*** MATERIAL PROVIDED ***

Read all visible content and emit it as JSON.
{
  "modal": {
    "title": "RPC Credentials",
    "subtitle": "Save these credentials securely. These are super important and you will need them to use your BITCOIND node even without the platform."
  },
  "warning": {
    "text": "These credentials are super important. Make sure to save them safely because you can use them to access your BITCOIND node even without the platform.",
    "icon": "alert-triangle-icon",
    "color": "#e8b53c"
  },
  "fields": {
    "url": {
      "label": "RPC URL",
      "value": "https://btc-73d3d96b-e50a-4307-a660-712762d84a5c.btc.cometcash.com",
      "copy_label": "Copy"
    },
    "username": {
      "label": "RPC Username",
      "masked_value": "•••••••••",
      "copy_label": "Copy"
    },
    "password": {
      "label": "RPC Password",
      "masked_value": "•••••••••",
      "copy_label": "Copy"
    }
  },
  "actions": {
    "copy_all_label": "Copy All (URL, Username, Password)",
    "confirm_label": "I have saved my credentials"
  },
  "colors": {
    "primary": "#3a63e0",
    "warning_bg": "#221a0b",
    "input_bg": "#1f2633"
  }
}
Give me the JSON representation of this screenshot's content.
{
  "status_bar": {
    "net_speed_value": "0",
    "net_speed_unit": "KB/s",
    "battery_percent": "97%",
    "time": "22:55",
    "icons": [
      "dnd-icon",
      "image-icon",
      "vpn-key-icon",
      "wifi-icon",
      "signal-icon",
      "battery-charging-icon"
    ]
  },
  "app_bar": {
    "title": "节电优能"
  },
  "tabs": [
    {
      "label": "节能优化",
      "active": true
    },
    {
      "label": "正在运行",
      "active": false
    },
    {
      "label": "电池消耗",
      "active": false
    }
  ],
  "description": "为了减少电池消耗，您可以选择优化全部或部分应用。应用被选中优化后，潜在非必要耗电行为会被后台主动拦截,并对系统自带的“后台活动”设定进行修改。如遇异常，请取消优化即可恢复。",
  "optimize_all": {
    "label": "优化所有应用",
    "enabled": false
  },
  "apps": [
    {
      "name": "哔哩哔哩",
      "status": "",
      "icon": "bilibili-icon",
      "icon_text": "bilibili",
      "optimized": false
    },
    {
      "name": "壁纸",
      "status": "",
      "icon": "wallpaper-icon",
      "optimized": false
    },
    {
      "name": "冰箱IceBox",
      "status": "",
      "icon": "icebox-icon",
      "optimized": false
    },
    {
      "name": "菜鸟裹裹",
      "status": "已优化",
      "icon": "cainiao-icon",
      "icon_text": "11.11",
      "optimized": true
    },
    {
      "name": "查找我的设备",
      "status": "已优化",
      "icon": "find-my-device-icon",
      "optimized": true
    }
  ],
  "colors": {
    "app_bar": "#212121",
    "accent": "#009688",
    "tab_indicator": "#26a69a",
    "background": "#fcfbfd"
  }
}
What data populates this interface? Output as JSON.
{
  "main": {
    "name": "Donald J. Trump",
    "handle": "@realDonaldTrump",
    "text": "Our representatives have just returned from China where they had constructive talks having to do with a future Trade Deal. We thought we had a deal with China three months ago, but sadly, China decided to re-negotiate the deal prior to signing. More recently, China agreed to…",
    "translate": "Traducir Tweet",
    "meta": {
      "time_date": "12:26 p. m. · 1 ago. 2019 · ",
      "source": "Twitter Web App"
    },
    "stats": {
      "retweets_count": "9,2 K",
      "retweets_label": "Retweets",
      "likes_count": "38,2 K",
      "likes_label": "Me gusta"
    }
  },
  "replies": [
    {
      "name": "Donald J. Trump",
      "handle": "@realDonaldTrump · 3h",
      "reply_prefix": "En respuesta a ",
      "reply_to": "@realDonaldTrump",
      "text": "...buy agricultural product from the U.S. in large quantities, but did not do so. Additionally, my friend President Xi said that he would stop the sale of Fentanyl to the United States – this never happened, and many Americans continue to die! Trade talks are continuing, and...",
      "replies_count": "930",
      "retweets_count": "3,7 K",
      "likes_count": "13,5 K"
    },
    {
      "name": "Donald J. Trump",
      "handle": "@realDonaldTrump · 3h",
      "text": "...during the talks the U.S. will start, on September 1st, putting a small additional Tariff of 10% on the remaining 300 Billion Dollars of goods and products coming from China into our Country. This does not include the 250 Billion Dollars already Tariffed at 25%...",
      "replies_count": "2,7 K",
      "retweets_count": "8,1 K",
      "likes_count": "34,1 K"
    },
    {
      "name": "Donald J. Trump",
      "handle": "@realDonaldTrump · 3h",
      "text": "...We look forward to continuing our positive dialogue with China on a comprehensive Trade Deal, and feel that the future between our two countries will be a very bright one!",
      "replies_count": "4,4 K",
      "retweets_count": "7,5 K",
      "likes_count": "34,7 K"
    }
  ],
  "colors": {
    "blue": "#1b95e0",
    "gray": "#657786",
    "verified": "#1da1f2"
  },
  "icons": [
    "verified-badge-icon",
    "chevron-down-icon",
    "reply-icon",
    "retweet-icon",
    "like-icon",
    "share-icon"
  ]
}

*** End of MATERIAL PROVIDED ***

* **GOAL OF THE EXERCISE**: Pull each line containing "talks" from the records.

* **EXERCISE RESULT**:
    "text": "Our representatives have just returned from China where they had constructive talks having to do with a future Trade Deal. We thought we had a deal with China three months ago, but sadly, China decided to re-negotiate the deal prior to signing. More recently, China agreed to…",
      "text": "...buy agricultural product from the U.S. in large quantities, but did not do so. Additionally, my friend President Xi said that he would stop the sale of Fentanyl to the United States – this never happened, and many Americans continue to die! Trade talks are continuing, and...",
      "text": "...during the talks the U.S. will start, on September 1st, putting a small additional Tariff of 10% on the remaining 300 Billion Dollars of goods and products coming from China into our Country. This does not include the 250 Billion Dollars already Tariffed at 25%...",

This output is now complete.